Click here to view the video of James Fleisher's math song, "Slope," at YouTube.
There's a song about math on YouTube that has more than 48,000 views.
No, really. There is.
The song, "Slope," was written by James Fleisher, a River Valley High School math teacher. It features him playing the guitar and singing about the algebra equation used in finding the slope of a line.
Fleisher uses his math music to help his students memorize a formula. At any moment, he will grab his guitar and break out in song in the middle of class — all the while kicking his legs and strutting around the room like a young Axl Rose.
"He keeps us entertained," said 16-year-old Kyle Emery, a sophomore in Fleisher's geometry class.
Fleisher, who mostly teaches algebra and geometry, uses his guitar to sing math-inspired tunes like "Trapezoid," "The Distributive Property," "Circles and Squares" and "Of Prisms and Cylinders."
The self-proclaimed math rock star said he began playing songs in front of his classes several years ago, when the school wanted its students to get serious about the California Standards Test. Shortly thereafter, he wrote his first song: "We're Going To Ace this Test."
The tune caught on, Fleisher said. The class enjoyed it, so he decided to write a few more.
However, it wasn't until one of Fleisher's friends videotaped him playing "Slope" at home that things really started taking off. Once on YouTube, the song received more attention than Fleisher was expecting.
"It seemed encouraging," he said, "so I thought that was a good sign."
Since then, Fleisher has created more than 30 math songs, some of which are on his website, mathtunes.com, and "Slope" can be found on iTunes.
The inspiration for his music comes from a desire to help youths do better in math, Fleisher said.
"I'd like to think it helps," he said. "Anything to get kids interested in math is what we need to do."
In some ways, parading around the room like a rock star is his way of fulfilling a childhood dream, he said. When Fleisher was 10 years old, he started learning how to play guitar after hearing a song by Guns N' Roses, one of his all-time favorite bands.
He's not playing to sold-out crowds just yet, but he likes to joke about being a rock star with his class.
"This is a big hit in a small island that you'll never hear of," Fleisher said to his class, moments before breaking into one of his math songs. "But it's No. 1 there."
Jessica Graminksi, a 15-year-old sophomore, said her teacher's methods have changed her attitude toward math.
"He's the reason I want to go up to calculus," she said.
Fleisher makes the subject fun, Jessica said.
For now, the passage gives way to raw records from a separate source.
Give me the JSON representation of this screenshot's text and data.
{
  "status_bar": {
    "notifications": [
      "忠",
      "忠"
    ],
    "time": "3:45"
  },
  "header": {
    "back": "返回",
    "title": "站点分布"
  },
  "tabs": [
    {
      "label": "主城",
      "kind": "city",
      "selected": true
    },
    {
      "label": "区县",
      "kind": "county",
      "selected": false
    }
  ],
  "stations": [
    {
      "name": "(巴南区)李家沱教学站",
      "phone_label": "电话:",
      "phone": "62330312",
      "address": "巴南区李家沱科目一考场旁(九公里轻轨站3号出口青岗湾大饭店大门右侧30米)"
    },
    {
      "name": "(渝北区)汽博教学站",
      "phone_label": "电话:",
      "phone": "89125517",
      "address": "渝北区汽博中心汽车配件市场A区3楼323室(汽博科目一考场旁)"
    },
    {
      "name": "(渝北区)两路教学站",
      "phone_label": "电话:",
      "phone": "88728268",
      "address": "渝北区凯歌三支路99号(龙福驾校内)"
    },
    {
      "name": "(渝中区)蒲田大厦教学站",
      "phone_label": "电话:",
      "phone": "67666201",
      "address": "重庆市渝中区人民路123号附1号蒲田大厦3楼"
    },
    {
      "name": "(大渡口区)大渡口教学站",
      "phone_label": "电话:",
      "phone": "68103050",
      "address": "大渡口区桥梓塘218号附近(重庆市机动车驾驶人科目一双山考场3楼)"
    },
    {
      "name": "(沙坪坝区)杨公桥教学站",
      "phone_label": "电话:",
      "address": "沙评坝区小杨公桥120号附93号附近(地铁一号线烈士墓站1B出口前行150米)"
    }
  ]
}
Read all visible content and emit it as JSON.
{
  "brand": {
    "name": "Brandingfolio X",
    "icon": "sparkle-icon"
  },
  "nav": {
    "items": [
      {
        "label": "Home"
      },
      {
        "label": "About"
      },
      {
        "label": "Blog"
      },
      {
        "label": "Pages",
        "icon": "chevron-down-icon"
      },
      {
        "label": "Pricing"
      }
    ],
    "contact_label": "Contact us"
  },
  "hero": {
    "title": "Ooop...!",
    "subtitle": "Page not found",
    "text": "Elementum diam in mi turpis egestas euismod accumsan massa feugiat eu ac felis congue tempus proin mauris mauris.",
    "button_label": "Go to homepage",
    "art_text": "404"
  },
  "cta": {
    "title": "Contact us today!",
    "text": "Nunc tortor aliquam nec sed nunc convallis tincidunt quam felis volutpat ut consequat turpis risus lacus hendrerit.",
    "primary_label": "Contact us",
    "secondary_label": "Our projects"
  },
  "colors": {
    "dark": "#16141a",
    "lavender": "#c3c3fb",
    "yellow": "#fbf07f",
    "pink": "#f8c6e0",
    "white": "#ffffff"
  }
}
He constantly makes jokes and will often stay late to help students understand the material.
Fleisher said he'd like to play at other schools eventually, and spread his math rock music if it helps students learn.
But on the way, he wouldn't mind becoming the first math rock star.
"Let's rock on with math," he said.